The U.S. House Foreign Affairs subcommittee on Asia, the Pacific, and Nonproliferation will host the hearing. Dr. Robert Redfield, director of the Centers for Disease Control and Prevention, is due to testify as is Ian Brownlee, principal deputy assistant secretary of the Bureau of Consular Affairs in the State Department.
Other State Department officials, including Jonathan Fritz, deputy assistant secretary of the Bureau of East Asian and Pacific Affairs, and Dr. William Walters, executive director of the Bureau of Medical Services, will speak about the international response to the outbreak.
The virus, named COVID-19, has shuttered commerce across much of China and is hitting company earnings, global stock markets and manufacturing across the world. The Trump administration last month declared the virus a public health emergency in the United States. The declaration came with travel restrictions and mandatory federal quarantine orders for Americans returning from the epicenter of the outbreak in China.
The CDC confirmed late Wednesday the first possible community transmission — one in which the infected person has no travel history or contacts that would put them at risk — in the U.S., a troubling sign that the virus could be spreading undetected. That case brings the total number of cases in the U.S. to 60, most of which are people who were evacuated from Wuhan, China, or the Diamond Princess cruise ship that was quarantined in Japan.
President Donald Trump announced Wednesday evening that Vice President Mike Pence will now lead the U.S. response to the outbreak. The announcement came after the CDC stepped up its call Tuesday for the public to start preparing for a possible pandemic outbreak in the U.S.

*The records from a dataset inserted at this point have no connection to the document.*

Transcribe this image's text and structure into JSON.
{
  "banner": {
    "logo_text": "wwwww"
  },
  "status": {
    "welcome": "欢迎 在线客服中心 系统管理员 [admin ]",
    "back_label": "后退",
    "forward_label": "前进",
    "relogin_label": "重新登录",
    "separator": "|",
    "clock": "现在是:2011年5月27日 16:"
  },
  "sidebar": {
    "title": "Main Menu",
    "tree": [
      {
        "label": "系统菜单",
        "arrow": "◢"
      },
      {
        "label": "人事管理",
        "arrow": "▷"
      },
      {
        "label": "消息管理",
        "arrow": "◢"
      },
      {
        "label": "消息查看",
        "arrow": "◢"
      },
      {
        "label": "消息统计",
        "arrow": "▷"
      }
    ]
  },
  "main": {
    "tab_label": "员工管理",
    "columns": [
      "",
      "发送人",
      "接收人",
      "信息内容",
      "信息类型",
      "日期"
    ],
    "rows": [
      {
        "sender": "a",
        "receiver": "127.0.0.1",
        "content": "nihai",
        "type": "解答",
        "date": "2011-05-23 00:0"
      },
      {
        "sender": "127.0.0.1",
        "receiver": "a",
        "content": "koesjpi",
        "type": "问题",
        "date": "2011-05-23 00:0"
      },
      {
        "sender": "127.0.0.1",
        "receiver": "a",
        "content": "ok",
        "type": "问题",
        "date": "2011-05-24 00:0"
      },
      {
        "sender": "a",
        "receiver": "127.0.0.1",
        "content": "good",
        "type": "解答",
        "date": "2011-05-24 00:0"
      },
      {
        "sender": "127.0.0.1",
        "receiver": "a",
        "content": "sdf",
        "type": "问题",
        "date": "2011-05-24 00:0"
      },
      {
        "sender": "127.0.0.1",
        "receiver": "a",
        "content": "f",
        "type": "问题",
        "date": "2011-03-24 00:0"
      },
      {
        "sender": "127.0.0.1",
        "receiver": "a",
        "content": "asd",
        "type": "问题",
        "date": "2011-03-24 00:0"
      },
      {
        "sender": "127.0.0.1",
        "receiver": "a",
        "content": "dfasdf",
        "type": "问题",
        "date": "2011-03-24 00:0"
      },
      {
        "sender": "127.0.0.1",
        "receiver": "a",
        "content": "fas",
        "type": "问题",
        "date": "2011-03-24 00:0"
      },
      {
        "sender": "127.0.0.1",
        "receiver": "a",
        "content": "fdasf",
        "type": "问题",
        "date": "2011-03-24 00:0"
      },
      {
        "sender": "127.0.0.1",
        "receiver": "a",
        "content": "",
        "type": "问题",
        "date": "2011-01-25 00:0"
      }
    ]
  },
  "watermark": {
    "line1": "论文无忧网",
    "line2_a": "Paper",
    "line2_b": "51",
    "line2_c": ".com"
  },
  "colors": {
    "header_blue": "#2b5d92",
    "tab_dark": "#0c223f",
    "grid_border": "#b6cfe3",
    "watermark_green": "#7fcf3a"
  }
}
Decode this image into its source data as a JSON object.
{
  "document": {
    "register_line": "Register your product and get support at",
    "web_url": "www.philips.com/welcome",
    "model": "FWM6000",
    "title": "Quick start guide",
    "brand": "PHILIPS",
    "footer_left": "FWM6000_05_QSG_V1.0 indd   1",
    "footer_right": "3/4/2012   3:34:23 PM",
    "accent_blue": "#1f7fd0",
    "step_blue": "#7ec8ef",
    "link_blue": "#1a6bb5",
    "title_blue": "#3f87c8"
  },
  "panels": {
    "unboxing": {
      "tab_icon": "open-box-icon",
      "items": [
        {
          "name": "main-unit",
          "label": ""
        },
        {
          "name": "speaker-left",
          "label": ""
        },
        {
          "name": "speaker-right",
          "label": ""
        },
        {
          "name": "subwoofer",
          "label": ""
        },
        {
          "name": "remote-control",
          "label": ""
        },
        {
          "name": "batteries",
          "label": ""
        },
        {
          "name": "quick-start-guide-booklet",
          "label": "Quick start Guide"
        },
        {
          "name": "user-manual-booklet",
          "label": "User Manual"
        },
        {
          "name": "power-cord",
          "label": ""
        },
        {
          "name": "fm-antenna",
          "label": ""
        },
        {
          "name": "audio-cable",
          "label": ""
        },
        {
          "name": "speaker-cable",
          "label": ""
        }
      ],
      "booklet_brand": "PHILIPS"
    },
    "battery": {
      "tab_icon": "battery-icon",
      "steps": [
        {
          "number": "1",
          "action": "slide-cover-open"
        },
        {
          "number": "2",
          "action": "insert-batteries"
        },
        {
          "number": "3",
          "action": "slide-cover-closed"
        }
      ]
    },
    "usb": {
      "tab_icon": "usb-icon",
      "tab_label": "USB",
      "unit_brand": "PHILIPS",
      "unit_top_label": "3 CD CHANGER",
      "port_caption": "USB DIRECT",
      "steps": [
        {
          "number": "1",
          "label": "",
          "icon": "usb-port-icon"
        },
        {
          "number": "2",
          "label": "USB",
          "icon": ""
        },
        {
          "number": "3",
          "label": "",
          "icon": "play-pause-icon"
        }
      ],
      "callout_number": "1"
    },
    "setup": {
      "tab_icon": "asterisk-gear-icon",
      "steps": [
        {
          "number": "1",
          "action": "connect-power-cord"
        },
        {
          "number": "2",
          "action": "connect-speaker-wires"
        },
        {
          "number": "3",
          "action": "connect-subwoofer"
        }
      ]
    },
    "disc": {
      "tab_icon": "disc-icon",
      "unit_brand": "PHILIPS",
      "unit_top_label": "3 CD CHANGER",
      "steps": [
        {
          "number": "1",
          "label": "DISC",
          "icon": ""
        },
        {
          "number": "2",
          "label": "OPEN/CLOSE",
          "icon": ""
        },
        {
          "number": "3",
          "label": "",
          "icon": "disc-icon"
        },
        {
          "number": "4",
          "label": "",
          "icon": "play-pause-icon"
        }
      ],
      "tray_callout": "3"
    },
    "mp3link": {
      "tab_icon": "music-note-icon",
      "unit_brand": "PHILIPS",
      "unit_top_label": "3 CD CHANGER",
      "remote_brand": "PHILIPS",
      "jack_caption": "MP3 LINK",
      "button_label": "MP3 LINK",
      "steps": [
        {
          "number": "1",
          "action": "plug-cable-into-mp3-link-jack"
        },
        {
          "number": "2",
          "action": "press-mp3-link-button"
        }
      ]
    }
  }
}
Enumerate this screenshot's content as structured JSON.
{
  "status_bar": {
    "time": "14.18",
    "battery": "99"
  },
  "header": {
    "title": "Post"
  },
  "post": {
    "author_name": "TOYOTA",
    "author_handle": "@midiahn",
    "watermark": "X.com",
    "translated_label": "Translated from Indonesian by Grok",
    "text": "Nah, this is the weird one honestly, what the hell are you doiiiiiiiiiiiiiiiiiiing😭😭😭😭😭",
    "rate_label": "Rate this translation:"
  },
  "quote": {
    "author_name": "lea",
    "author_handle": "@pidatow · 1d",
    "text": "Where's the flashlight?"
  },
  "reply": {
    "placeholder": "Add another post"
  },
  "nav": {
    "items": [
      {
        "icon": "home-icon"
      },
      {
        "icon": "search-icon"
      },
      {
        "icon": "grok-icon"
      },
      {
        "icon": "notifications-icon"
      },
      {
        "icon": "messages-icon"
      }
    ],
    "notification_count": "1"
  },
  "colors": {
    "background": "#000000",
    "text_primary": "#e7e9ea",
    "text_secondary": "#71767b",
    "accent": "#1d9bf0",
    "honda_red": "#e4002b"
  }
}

"We are asking the American public to work with us to prepare for the expectation that this could be bad," a top CDC official told reporters in a conference call outlining what schools and businesses will likely need to do if the COVID-19 virus starts to spread throughout the U.S.